EmptyKevin Kline is one of those rare American stars who can move easily between film and theater. He can act both "Sophie's Choice" and "Richard III," "The Ice Storm" and "The Seagull," "A Prairie Home Companion" and, now, at New York's Public Theater, he can create a King Lear that is both exquisitely moving and unfinished.
There are moments, especially in the tragedy's second half, when Kline's portrayal of the foolish but wise Lear is heartbreaking. Dancing barefoot on sunlit sand, clad in rags and with a circlet of tangled reeds for a crown, Kline creates a Lear both endearingly humorous and painfully dislocated from reality.
At the play's end, cradling his dead daughter Cordelia (Kristen Bush) in his arms, his voice ravaged with grief, Kline exudes a sorrow so deep it emanates from him physically.

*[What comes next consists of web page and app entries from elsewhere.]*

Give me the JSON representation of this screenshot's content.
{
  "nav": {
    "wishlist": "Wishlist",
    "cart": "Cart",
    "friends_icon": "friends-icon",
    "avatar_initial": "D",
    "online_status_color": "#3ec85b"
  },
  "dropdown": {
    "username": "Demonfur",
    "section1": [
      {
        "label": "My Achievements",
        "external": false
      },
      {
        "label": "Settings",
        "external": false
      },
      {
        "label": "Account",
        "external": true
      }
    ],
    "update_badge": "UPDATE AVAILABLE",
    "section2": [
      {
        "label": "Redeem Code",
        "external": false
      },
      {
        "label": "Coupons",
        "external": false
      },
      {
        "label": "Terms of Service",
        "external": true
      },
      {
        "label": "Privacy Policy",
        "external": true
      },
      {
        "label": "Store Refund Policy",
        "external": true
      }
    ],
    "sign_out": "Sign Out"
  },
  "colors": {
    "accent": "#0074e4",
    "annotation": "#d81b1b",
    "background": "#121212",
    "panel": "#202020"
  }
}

So why "unfinished"? Well, Lear is a mammoth role, for one thing. Even a skilled actor like Kline needs time -- perhaps even a second or third stab at the part -- to conquer this role, if indeed it can be "conquered."
But the production directed by James Lapine ("The 25th Annual Putnam County Spelling Bee") and set in the here and now also is at fault. At the beginning, when Lear divides his kingdom according to how much love each of his three daughters pledges, this "King Lear" asks Kline to behave like an irritated Enron executive, rather than like a royal who is beginning to lose his bearings. (The three female children who begin the play and appear at the end are a Lapine addition that distracts rather than contributes).
Then, too, the actors who surround Kline during the play's second half -- Michael Cerveris as honest Kent, Brian Avers as a tormented Edgar and the fine Philip Goodwin, looking a bit like Harpo Marx, playing Lear's sad fool -- are adept at performing Shakespeare. By contrast, the actors who surround Kline at the play's start, particularly Bush as Cordelia and Laura Odeh as the unpleasant Regan, need some coaching. An actor like Kline and a drama like "King Lear" deserve a top-flight cast in every part.
The production receives top-flight support from its designers, however. With a couple of rusted iron pillars and a mound of tumbled stone, Heidi Ettinger turns the Public's Anspacher Theatre into a scene that evokes the remnants of the World Trade Center, and the lighting and sound designers bring about a terrifyingly brutal storm. Stephen Sondheim and Michael Starobin have composed delicate, haunting music.
But finally it is the image of Kline's Lear that remains, sorrowful but wise, exhausted but strong, long after the lights are down.
The Public Theater
Credits: Playwright: William Shakespeare; Director: James Lapine; Set designer: Heidi Ettinger; Costume designer: Jess Goldstein; Lighting designer: David Lander; Music: Stephen Sondheim, Michael Starobin; Sound designers: Dan Moses Schreier, Phillip Scott Peglow. Cast: Earl of Kent: Michael Cerveris; Earl of Gloucester: Larry Bryggman; Edmund: Logan Marshall-Green; Lear: Kevin Kline; Goneril: Angela Pierce; Cordelia: Kristen Bush; Regan: Laura Odeh; Duke of Albany: Michael Rudko; Duke of Cornwall: Daniel Pearce; Duke of Burgundy: Joaquin Torres; King of France: Piter Marek; Edgar: Brian Avers; Oswald: Timothy D. Stickney; Fool: Philip Goodwin.